By ALPHONCE SHIUNDU firstname.lastname@example.org
Posted Friday, July 29 2011 at 13:31
Posted Friday, July 29 2011 at 13:31
Members of Parliament are racing against the clock as they plan to spend Sh23 billion issued to the Constituency Development Fund (CDF) in the current fiscal year.
The lawmakers are keen to execute new projects in their constituencies and complete the stalled ones in a move that is likely to appease their constituents and cajole the voters into giving them one more term in the next General Election due next year.
A recent poll revealed that more than half the MPs in the current Parliament will lose their seats in the election.
The focus on the CDF was renewed on Friday when the newly–reconstituted CDF Committee unanimously re-elected Turkana Central MP Ekwee Ethuro (PNU) as the chairman, with Mr John Pesa (Migori, ODM) as the deputy chairman.
Ms Martha Karua, the only woman in the committee –who ideally, given the gender consideration in the Constitution, should have taken up the vice chair’s slot—backed Mr Pesa saying that her commitment to the committee was likely to be derailed given her pursuit for the presidential bid.
Senior Deputy Clerk PC Owino Omollo conducted the elections at Parliament Buildings.
With the committee now firmly in place, it summoned the Minister of Planning Wycliffe Oparanya for an urgent meeting to ensure that all the money allocated for the current Budget –the Sh23 billion—is used to improve the lives of Kenyans.
Mr Ethuro said that MPs and the minister were concerned that without the National CDF Board being in place, there was a likelihood that the money won’t be spent on crucial CDF projects.
Most of the projects under CDF have to do with irrigation, education, health and infrastructure development in each of the country’s 210 constituencies, before the end of the fiscal year.
This is the last full financial year that the current MPs have the monopoly of the projects in their constituencies, because, next year, they’ll have to share their clout with their successors should they lose their seats in the poll.
“We’re racing against time, so we need to expedite the process of setting up the board to ensure that project proposals from individual constituencies are approved,” said Mr Ethuro at Parliament Buildings shortly after his re-election.
He added that he expects the minister to submit names of the nominees to the new Board, which will have to be approved by Parliament before it takes up the job.
“It will be some kind of vetting of all the nominees to the Board before they are approved by the House. We also need to approve the budget of the Board, which under the law is about three per cent of the total allocation to CDF,” said Mr Ethuro, who was also the chairman of the committee, until it was reconstituted by the House on Thursday evening.
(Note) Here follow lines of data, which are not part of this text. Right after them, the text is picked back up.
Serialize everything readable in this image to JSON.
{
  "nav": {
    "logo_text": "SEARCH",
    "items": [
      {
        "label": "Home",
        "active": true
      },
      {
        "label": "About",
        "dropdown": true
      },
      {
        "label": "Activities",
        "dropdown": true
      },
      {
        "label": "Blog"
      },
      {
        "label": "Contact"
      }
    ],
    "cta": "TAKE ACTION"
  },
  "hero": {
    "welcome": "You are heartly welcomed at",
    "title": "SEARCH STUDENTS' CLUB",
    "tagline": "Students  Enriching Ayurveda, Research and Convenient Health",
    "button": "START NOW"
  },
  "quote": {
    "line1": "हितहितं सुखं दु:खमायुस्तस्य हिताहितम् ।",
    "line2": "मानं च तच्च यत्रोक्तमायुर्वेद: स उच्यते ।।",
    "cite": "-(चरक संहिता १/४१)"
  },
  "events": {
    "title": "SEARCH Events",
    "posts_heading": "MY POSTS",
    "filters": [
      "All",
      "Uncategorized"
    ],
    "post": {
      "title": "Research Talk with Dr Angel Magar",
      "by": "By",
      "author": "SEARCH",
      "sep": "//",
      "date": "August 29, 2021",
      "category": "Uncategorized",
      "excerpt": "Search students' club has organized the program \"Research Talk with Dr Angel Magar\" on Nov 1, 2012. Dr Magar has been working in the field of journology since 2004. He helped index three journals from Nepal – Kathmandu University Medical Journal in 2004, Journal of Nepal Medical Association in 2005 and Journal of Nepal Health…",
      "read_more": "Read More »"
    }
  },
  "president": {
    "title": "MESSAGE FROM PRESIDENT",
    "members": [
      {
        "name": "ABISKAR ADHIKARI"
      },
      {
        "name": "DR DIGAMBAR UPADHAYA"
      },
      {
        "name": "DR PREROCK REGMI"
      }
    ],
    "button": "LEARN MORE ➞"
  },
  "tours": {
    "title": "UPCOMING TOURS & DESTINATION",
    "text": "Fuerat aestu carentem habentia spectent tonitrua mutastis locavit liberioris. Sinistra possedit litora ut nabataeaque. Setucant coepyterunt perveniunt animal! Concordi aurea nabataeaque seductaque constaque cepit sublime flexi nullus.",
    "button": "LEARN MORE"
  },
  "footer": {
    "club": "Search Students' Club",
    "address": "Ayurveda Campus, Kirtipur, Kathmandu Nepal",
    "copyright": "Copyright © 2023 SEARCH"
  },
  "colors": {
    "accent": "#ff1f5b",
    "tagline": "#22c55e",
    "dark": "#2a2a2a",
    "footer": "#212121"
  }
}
Mr Pesa, who takes over from Moses Lessonet (Eldama Ravine MP) as vice chairman, added: “Without the board, the Chief Executive cannot function; she can’t even approve money for the projects. So we need a board in place as soon as possible.”
According to Mr Ethuro, this time round, MPs are keen to ensure that all the allocations to their constituencies are spent well and that the projects are also completed within the financial year.
The government has been keen to ensure that even the stalled projects are concluded in readiness for their being handed over to the counties.
“The government added more money for the incomplete projects, many of them to do with the economic stimulus package,” said Mr Ethuro.
The economic stimulus package proposed the construction of roads, health centres, fresh produce markets, fishponds and an upgrade of schools into Centres of Excellence.
However, because of the vagaries of the long-winded process of public procurement and a tussle between Parliament and the government on the rollout of the projects, most were not completed on schedule.
It has been argued in many quarters that the success of CDF in building schools, dispensaries, grading roads, building bridges, boreholes and bringing piped water to remote villages was one of the reasons why Kenyans overwhelmingly endorsed the new Constitution that harbours the promise of devolution.
Under the current laws, CDF takes 2.5 per cent of all government revenue and sends it to the constituencies, while the devolved system enshrined in the Constitution –though suspended until after the next polls—directs that a minimum of 15 per cent of revenue be devolved to the 47 counties.
The new CDF Committee has Mr Ethuro as the chairman, Mr Pesa as the deputy, Ms Karua and MPs Abdi Nuh Nassir (Bura), Francis Nyammo (Tetu), Nkoidila ole Lankas (Narok South), Nicolas Gumbo (Rarieda), Justus Kizito (Shinyalu), Alfred Sambu (Webuye), Manson Nyamweya (South Mugirango), and Charles Kilonzo (Yatta).
Mr Nyammo, Mr Lankas, Mr Kizito, Mr Sambu, Mr Nyamweya and Mr Kilonzo did not attend the meeting, but according to the Standing Orders, the quorum for a committee meeting is three, and therefore, according to those who voted in the election say it is legitimate.
Mr David Ngugi (Kinangop) attended the election as an observer –he has no voting rights because he is not a member of the committee.